(Dataset excerpts)
# # #
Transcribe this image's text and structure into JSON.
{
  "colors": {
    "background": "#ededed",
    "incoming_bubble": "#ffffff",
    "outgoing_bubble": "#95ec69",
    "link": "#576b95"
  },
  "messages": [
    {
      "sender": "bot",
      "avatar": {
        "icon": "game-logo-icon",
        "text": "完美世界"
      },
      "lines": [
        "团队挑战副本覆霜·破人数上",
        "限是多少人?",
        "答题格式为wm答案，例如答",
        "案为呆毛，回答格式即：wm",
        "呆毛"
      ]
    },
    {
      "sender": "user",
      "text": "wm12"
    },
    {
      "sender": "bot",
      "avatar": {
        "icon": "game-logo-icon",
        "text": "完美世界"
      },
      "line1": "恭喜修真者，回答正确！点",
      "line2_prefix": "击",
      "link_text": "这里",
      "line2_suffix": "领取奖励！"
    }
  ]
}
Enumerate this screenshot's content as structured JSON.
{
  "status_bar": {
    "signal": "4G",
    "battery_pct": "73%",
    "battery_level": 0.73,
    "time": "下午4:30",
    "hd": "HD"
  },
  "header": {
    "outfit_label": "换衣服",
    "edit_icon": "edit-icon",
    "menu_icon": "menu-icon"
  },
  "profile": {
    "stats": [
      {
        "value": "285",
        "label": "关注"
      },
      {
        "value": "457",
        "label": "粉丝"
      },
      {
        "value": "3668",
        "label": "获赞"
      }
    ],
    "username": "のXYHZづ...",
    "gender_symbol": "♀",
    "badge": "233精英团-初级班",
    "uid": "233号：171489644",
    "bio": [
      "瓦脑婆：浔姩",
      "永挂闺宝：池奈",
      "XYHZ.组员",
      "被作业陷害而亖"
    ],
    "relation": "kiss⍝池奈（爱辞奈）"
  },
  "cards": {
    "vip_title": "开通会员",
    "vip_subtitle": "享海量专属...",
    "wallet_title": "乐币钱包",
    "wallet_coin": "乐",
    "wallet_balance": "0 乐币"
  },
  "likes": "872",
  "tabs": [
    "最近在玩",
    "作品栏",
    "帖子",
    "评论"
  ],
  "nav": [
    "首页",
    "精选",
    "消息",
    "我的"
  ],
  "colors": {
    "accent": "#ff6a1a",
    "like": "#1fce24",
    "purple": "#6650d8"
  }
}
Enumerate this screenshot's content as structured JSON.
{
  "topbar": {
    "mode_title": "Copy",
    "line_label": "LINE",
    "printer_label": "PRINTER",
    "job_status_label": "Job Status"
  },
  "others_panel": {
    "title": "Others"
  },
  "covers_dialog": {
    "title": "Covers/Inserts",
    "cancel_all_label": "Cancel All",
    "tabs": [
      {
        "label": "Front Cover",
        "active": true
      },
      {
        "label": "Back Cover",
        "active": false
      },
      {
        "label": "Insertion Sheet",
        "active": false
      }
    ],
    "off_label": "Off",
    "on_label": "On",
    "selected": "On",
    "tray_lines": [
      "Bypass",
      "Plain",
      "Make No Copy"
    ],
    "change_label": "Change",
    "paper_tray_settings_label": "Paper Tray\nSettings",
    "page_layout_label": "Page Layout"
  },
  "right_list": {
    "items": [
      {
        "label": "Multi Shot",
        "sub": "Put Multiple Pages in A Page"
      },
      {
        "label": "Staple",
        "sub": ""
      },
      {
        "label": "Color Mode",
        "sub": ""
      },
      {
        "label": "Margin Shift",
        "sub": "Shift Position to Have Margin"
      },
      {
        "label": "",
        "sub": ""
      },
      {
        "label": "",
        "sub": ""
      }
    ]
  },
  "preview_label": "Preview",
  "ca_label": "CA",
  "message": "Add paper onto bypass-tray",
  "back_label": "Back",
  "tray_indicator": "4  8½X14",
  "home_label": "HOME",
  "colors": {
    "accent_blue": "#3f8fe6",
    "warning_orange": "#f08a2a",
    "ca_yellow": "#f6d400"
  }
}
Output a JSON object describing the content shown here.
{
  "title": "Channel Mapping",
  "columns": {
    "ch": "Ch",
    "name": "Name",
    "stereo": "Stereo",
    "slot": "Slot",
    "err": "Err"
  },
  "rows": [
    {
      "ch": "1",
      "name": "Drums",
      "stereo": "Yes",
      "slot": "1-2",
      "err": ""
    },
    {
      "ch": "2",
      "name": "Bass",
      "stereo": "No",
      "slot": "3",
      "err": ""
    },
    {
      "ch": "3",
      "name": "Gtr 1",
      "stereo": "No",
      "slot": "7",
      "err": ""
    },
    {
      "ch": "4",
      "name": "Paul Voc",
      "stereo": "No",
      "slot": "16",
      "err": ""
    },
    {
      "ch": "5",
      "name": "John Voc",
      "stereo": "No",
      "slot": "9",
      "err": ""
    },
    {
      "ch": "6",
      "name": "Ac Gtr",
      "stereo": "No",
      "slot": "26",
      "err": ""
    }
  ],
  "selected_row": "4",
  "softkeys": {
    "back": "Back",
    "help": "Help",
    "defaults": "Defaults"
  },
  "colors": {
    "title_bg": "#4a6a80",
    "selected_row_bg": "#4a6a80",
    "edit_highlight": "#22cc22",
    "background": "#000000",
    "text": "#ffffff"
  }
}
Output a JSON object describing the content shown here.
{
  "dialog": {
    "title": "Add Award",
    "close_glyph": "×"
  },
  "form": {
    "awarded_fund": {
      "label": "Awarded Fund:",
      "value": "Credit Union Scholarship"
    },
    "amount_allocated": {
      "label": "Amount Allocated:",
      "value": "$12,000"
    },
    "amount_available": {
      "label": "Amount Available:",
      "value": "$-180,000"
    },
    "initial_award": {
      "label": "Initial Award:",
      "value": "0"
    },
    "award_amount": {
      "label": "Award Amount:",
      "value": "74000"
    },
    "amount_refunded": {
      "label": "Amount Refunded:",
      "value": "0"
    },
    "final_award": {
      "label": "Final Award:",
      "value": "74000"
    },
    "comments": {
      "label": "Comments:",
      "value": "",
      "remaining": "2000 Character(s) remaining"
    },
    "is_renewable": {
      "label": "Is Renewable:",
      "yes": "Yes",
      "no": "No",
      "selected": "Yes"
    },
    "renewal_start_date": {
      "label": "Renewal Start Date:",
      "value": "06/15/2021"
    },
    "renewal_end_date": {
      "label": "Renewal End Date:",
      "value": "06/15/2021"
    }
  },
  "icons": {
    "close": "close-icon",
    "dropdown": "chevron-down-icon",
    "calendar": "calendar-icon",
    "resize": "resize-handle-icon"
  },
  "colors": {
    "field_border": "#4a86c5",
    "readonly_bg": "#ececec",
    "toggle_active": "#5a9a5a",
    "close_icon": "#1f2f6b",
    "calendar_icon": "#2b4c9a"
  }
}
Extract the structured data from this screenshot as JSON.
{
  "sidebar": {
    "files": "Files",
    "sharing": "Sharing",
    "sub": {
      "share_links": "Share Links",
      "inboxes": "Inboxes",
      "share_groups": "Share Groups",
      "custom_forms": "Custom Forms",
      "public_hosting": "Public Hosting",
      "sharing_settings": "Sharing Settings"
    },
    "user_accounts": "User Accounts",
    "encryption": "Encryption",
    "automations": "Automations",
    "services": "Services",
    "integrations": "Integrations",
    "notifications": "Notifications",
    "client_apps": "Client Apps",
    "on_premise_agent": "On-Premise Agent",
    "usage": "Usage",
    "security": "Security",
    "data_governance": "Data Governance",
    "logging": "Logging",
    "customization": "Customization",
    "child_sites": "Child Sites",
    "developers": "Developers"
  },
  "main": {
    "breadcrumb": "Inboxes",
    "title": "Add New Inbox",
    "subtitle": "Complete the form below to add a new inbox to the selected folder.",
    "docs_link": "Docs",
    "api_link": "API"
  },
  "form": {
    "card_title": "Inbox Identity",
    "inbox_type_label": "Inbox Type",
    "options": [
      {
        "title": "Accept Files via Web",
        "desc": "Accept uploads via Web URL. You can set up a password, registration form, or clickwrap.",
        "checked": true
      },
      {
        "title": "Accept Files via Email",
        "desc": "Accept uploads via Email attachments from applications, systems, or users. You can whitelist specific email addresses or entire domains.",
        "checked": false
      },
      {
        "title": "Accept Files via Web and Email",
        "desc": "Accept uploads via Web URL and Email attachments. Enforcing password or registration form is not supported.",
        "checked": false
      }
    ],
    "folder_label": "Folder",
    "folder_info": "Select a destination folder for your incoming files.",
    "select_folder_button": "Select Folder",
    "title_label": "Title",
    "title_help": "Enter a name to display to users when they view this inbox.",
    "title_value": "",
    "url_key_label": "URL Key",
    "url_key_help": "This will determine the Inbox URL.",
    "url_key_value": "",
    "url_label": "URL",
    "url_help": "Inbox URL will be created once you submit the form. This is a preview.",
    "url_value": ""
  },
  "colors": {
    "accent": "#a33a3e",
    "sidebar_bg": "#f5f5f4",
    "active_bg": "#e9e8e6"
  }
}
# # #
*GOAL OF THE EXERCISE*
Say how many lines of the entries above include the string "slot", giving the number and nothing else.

*RESPONSE TO THE TASK*
7